== Directions for this task ==
Restate the records in full, keeping every word as it is.

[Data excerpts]
================================
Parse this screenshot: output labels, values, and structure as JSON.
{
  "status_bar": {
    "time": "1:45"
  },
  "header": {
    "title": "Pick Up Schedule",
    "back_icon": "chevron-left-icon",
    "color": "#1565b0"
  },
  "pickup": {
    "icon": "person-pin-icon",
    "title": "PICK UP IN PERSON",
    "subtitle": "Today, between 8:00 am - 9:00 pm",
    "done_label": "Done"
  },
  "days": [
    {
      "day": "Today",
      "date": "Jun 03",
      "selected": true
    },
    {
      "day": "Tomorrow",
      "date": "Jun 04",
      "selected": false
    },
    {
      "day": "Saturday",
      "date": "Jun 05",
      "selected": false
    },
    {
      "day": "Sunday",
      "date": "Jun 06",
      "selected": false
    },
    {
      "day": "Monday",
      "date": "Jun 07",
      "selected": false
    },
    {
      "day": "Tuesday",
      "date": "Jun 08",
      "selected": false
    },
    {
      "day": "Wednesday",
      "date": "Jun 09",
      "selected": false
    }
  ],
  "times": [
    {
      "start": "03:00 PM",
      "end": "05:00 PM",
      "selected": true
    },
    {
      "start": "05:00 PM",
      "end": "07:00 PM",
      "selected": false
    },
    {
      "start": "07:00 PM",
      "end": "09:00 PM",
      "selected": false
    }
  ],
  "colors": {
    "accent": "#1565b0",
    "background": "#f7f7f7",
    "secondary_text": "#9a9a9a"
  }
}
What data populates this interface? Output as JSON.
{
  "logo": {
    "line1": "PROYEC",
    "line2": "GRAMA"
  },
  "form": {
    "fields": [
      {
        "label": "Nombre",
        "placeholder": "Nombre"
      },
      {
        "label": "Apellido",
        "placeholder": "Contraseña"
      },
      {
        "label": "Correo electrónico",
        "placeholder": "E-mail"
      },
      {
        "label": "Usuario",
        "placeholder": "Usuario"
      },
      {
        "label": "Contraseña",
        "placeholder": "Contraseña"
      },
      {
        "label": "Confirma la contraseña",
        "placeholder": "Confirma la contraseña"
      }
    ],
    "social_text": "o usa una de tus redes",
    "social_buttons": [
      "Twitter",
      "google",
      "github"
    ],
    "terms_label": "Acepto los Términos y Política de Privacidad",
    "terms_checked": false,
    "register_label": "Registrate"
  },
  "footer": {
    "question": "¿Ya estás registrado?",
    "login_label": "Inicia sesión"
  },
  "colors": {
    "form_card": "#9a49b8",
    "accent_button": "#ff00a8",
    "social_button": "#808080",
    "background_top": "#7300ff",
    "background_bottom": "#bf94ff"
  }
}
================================
== Answer area ==
Parse this screenshot: output labels, values, and structure as JSON.
{
  "status_bar": {
    "time": "1:45"
  },
  "header": {
    "title": "Pick Up Schedule",
    "back_icon": "chevron-left-icon",
    "color": "#1565b0"
  },
  "pickup": {
    "icon": "person-pin-icon",
    "title": "PICK UP IN PERSON",
    "subtitle": "Today, between 8:00 am - 9:00 pm",
    "done_label": "Done"
  },
  "days": [
    {
      "day": "Today",
      "date": "Jun 03",
      "selected": true
    },
    {
      "day": "Tomorrow",
      "date": "Jun 04",
      "selected": false
    },
    {
      "day": "Saturday",
      "date": "Jun 05",
      "selected": false
    },
    {
      "day": "Sunday",
      "date": "Jun 06",
      "selected": false
    },
    {
      "day": "Monday",
      "date": "Jun 07",
      "selected": false
    },
    {
      "day": "Tuesday",
      "date": "Jun 08",
      "selected": false
    },
    {
      "day": "Wednesday",
      "date": "Jun 09",
      "selected": false
    }
  ],
  "times": [
    {
      "start": "03:00 PM",
      "end": "05:00 PM",
      "selected": true
    },
    {
      "start": "05:00 PM",
      "end": "07:00 PM",
      "selected": false
    },
    {
      "start": "07:00 PM",
      "end": "09:00 PM",
      "selected": false
    }
  ],
  "colors": {
    "accent": "#1565b0",
    "background": "#f7f7f7",
    "secondary_text": "#9a9a9a"
  }
}
What data populates this interface? Output as JSON.
{
  "logo": {
    "line1": "PROYEC",
    "line2": "GRAMA"
  },
  "form": {
    "fields": [
      {
        "label": "Nombre",
        "placeholder": "Nombre"
      },
      {
        "label": "Apellido",
        "placeholder": "Contraseña"
      },
      {
        "label": "Correo electrónico",
        "placeholder": "E-mail"
      },
      {
        "label": "Usuario",
        "placeholder": "Usuario"
      },
      {
        "label": "Contraseña",
        "placeholder": "Contraseña"
      },
      {
        "label": "Confirma la contraseña",
        "placeholder": "Confirma la contraseña"
      }
    ],
    "social_text": "o usa una de tus redes",
    "social_buttons": [
      "Twitter",
      "google",
      "github"
    ],
    "terms_label": "Acepto los Términos y Política de Privacidad",
    "terms_checked": false,
    "register_label": "Registrate"
  },
  "footer": {
    "question": "¿Ya estás registrado?",
    "login_label": "Inicia sesión"
  },
  "colors": {
    "form_card": "#9a49b8",
    "accent_button": "#ff00a8",
    "social_button": "#808080",
    "background_top": "#7300ff",
    "background_bottom": "#bf94ff"
  }
}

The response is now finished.